Skip directly to Accessibility Notice
  • Emerging Markets Debt Daily

    China Gets a Booster Shot

    Natalia Gurushina, Chief Economist, Emerging Markets Fixed Income Strategy
    July 09, 2021
     

    China is sensitive to growth headwinds. The first line of defense is a blanket 50bps cut in the reserve requirements for banks and stronger credit expansion in June.

    China’s preemptive cut in the reserve requirements for banks (RRR) was telegraphed in advance, but it was a blanket rather than targeted cut – hence an element of surprise. Estimates show that the move can free up to CNY1T in additional long-term liquidity (some of it to replace the maturing medium-term lending facility), and authorities hope that this will help to lower the funding costs in the real economy, especially for smaller and privately-owned companies.

    The RRR cut announcement came on the same day as an upside surprise in June’s new yuan loans and total social financing. Two surprises in one day raise a valid question about a directional shift in China’s monetary policy. Well, first of all, the RRR cut was not massive – the reserve requirement for large state-owned banks will still be at 12% after the cut. Second, China had already unwound some of the stimulus and its real policy rate is now the highest in emerging markets (EM) (see chart below) – it almost looks like China “normalized” a bit too much and now needs to take a step back. Third, a sizable drop in June’s shadow financing suggests that authorities continue to move forward with structural changes and maintain tight regulations in some areas of the economy (real estate).

    Further policy adjustments cannot be excluded at this stage, and a lot will depend on the pace of vaccinations. The higher the share of the population that is fully vaccinated, the less the government would have to rely on movement restrictions to deal with the outbreaks (=less headwinds to growth). China still lags behind some major developed markets (DM) in this respect, so the near-term risks to domestic activity might be to the downside (note that today’s announcement is less than a week away from the Q2 GDP release).

    China’s Real Policy Rate – Highest Among Major EMs

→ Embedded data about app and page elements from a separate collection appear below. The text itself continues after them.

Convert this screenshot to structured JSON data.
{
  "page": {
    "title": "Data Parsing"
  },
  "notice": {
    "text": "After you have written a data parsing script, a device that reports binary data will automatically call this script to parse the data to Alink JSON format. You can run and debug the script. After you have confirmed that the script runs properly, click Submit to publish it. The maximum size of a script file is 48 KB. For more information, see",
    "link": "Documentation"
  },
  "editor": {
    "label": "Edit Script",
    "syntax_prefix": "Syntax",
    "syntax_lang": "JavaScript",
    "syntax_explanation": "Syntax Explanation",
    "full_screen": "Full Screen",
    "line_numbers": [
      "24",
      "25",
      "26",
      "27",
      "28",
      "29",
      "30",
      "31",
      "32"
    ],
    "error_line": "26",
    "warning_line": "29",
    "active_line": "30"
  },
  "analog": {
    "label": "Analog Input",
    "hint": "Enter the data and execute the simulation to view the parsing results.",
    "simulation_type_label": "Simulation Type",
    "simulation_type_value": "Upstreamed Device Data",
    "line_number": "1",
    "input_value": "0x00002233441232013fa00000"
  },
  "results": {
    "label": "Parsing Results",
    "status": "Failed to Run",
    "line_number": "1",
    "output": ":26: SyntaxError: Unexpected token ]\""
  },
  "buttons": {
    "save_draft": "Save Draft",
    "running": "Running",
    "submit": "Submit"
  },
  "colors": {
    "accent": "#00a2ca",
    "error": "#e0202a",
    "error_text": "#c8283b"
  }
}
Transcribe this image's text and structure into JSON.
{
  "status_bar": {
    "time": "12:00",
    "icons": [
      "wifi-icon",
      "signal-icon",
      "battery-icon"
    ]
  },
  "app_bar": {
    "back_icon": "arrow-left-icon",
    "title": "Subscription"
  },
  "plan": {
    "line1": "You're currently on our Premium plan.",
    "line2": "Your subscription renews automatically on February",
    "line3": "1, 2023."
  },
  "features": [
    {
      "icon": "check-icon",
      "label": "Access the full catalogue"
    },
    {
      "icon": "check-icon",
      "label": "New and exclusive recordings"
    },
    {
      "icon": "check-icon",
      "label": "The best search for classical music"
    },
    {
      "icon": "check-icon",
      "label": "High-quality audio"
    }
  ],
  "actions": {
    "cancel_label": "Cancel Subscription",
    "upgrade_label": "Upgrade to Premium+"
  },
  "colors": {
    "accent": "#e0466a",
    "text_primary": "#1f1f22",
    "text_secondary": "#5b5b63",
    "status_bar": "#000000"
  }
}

    China’s Real Policy Rate – Highest Among Major EMs

    Source: VanEck Research; Bloomberg LP

  • PMI – Purchasing Managers’ Index: economic indicators derived from monthly surveys of private sector companies. A reading above 50 indicates expansion, and a reading below 50 indicates contraction; ISM – Institute for Supply Management PMI: ISM releases an index based on more than 400 purchasing and supply managers surveys; both in the manufacturing and non-manufacturing industries; CPI – Consumer Price Index: an index of the variation in prices paid by typical consumers for retail goods and other items; PPI – Producer Price Index: a family of indexes that measures the average change in selling prices received by domestic producers of goods and services over time; PCE inflation – Personal Consumption Expenditures Price Index: one measure of U.S. inflation, tracking the change in prices of goods and services purchased by consumers throughout the economy; MSCI – Morgan Stanley Capital International: an American provider of equity, fixed income, hedge fund stock market indexes, and equity portfolio analysis tools; VIX – CBOE Volatility Index: an index created by the Chicago Board Options Exchange (CBOE), which shows the market's expectation of 30-day volatility. It is constructed using the implied volatilities on S&P 500 index options.; GBI-EM – JP Morgan’s Government Bond Index – Emerging Markets: comprehensive emerging market debt benchmarks that track local currency bonds issued by Emerging market governments; EMBI – JP Morgan’s Emerging Market Bond Index: JP Morgan's index of dollar-denominated sovereign bonds issued by a selection of emerging market countries; EMBIG - JP Morgan’s Emerging Market Bond Index Global: tracks total returns for traded external debt instruments in emerging markets.

    The information presented does not involve the rendering of personalized investment, financial, legal, or tax advice.  This is not an offer to buy or sell, or a solicitation of any offer to buy or sell any of the securities mentioned herein.  Certain statements contained herein may constitute projections, forecasts and other forward looking statements, which do not reflect actual results.  Certain information may be provided by third-party sources and, although believed to be reliable, it has not been independently verified and its accuracy or completeness cannot be guaranteed.  Any opinions, projections, forecasts, and forward-looking statements presented herein are valid as the date of this communication and are subject to change. The information herein represents the opinion of the author(s), but not necessarily those of VanEck. 

    Investing in international markets carries risks such as currency fluctuation, regulatory risks, economic and political instability. Emerging markets involve heightened risks related to the same factors as well as increased volatility, lower trading volume, and less liquidity.  Emerging markets can have greater custodial and operational risks, and less developed legal and accounting systems than developed markets.

    All investing is subject to risk, including the possible loss of the money you invest.  As with any investment strategy, there is no guarantee that investment objectives will be met and investors may lose money.  Diversification does not ensure a profit or protect against a loss in a declining market.  Past performance is no guarantee of future performance.

  • Authored by

    Natalia Gurushina
    Chief Economist, Emerging Markets Fixed Income Strategy

    Explore My Insights